In our chaplain’s office, we have a small corner for reflection and prayer. There’s a hand labyrinth, some prayer stones to hold as you meditate, and a bowl of memorial rocks. There’s also a small electric candle and a book of prayers.

Some weeks, I need to spend more time in reflection and recovery when a patient dies. Yes, I am a hospice chaplain. And yes, this is part of the work that I do. But depending on a number of factors, it can be harder than usual when I see the notification come across on my email. Logistically, sometimes I can’t be present at the time of death because I’m caring for another patient, another family.

This week I said good-bye to two lovely patients. Yes, they were in hospice and it wasn’t unexpected. But it was still a loss for their families. I heard their stories and their dreams. I felt their grief bubble up, and tried to keep my own feelings checked so that I could help them experience and process their own. I focused on their sources of hope and faith, on the places where they see The Eternal One at work.

And then, I needed to sit with my own feelings, and rest in my own faith. I accept that beauty comes with pain, and joy will come in the morning. I pray and breathe. And… Remember.

2014-05-27 21.37.26

Don’t run away from grief, o soul,
Look for the remedy inside the pain,
because the rose came from the thorn
and the ruby came from a stone.


Blessed be.

C'mon. Say something! But play nice. All comments are moderated.

Please log in using one of these methods to post your comment: Logo

You are commenting using your account. Log Out /  Change )

Facebook photo
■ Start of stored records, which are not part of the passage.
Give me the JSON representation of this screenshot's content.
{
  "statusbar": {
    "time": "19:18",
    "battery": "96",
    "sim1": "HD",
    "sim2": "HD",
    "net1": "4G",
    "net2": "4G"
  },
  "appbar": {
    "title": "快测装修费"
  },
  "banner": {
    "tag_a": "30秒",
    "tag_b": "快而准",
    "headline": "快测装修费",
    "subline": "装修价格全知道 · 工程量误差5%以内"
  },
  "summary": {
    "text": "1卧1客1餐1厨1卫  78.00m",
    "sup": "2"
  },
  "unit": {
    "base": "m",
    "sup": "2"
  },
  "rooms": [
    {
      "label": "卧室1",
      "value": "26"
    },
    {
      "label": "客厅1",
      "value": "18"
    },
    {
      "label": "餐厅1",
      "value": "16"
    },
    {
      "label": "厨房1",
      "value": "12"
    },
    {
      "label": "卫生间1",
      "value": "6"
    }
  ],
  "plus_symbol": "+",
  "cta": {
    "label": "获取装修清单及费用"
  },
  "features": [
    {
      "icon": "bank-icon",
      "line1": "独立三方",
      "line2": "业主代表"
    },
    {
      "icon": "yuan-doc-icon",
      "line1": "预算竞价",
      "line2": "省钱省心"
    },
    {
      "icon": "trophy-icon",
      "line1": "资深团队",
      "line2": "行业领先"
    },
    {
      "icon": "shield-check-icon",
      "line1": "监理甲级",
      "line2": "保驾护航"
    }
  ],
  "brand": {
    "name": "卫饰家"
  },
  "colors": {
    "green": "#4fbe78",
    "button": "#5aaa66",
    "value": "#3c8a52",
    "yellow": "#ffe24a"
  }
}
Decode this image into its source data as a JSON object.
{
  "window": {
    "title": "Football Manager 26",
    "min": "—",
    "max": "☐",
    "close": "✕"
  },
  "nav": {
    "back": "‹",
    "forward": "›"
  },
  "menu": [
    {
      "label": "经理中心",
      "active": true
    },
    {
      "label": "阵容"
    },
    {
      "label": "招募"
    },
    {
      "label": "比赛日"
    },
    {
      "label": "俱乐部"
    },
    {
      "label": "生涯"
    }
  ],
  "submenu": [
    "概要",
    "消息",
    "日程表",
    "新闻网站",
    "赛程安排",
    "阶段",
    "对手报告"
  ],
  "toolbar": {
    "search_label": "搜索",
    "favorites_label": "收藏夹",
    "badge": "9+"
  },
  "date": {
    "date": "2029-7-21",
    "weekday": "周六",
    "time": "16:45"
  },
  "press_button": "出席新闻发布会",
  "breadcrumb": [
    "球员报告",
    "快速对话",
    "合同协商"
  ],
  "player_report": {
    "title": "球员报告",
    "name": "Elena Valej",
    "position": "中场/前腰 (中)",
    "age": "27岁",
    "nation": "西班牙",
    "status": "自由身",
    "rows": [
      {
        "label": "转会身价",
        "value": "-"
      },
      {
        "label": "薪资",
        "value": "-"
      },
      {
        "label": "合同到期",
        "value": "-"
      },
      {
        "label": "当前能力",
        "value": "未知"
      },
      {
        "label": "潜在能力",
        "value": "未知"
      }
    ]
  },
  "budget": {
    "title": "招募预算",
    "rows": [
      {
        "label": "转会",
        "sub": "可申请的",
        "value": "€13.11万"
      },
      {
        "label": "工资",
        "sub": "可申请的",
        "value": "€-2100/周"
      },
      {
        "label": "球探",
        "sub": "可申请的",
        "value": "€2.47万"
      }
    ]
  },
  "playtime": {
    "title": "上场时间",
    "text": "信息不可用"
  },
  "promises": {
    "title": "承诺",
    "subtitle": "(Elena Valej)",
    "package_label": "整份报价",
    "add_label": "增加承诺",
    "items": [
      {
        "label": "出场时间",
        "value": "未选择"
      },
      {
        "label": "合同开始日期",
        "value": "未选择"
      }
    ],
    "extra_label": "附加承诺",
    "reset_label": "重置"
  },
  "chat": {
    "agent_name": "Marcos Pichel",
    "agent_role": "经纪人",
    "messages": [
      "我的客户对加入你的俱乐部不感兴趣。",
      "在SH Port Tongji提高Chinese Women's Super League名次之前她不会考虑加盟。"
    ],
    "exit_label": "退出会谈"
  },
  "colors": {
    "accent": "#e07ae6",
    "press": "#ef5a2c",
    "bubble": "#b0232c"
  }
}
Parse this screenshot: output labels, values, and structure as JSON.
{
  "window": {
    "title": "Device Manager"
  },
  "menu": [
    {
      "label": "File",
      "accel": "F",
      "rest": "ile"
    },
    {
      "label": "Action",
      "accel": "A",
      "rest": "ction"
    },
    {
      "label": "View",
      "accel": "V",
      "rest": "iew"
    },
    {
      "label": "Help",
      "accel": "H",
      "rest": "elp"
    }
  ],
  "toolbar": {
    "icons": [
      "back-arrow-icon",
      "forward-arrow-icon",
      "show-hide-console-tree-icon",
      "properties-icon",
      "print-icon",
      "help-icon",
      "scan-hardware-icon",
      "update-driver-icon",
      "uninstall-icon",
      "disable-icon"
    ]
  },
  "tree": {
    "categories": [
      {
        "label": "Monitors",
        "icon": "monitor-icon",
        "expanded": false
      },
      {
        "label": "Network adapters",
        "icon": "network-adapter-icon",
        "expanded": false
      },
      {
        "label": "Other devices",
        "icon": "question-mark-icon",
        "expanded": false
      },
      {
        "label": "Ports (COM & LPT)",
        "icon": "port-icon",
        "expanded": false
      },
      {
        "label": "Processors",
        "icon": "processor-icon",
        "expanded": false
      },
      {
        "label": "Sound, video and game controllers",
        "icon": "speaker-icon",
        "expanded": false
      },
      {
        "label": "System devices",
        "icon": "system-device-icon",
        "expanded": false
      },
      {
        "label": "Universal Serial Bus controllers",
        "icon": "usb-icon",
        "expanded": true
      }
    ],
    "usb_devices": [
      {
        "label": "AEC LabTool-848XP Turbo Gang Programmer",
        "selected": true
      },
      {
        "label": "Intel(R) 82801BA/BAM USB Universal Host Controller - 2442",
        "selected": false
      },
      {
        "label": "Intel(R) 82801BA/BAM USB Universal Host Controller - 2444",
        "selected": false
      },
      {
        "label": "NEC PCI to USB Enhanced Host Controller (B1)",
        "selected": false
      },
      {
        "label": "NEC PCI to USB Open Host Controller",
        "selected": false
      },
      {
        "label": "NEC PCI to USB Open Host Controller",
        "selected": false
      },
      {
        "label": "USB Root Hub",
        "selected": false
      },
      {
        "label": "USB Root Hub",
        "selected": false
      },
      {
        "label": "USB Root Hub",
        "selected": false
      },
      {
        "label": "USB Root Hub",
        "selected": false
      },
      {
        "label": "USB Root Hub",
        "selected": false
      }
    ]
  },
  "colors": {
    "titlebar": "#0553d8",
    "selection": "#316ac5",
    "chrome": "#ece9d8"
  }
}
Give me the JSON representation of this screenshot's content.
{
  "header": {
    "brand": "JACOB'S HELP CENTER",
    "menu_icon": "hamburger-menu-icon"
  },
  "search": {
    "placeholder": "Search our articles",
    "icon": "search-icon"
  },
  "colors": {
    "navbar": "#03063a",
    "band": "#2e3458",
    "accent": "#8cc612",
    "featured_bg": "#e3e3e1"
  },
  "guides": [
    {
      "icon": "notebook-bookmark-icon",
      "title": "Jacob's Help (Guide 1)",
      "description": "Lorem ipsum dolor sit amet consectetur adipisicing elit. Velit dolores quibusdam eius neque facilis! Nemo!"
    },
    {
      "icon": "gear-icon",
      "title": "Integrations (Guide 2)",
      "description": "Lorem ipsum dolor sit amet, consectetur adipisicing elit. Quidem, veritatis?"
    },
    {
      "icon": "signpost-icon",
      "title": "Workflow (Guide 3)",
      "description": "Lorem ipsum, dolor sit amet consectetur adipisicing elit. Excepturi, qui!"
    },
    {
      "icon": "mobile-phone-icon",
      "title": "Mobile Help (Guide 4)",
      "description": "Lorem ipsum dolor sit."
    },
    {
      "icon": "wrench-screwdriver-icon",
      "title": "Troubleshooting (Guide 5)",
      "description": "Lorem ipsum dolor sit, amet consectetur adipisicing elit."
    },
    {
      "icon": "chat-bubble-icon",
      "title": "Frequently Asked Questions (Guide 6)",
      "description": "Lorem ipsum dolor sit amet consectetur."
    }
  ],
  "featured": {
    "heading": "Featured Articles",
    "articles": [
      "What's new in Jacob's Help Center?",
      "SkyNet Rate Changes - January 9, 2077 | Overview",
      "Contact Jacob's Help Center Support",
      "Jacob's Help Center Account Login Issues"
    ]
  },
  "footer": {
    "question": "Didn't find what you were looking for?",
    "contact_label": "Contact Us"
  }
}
You are commenting using your Facebook account. Log Out /  Change )

Connecting to %s

This site uses Akismet to reduce spam. Learn how your comment data is processed.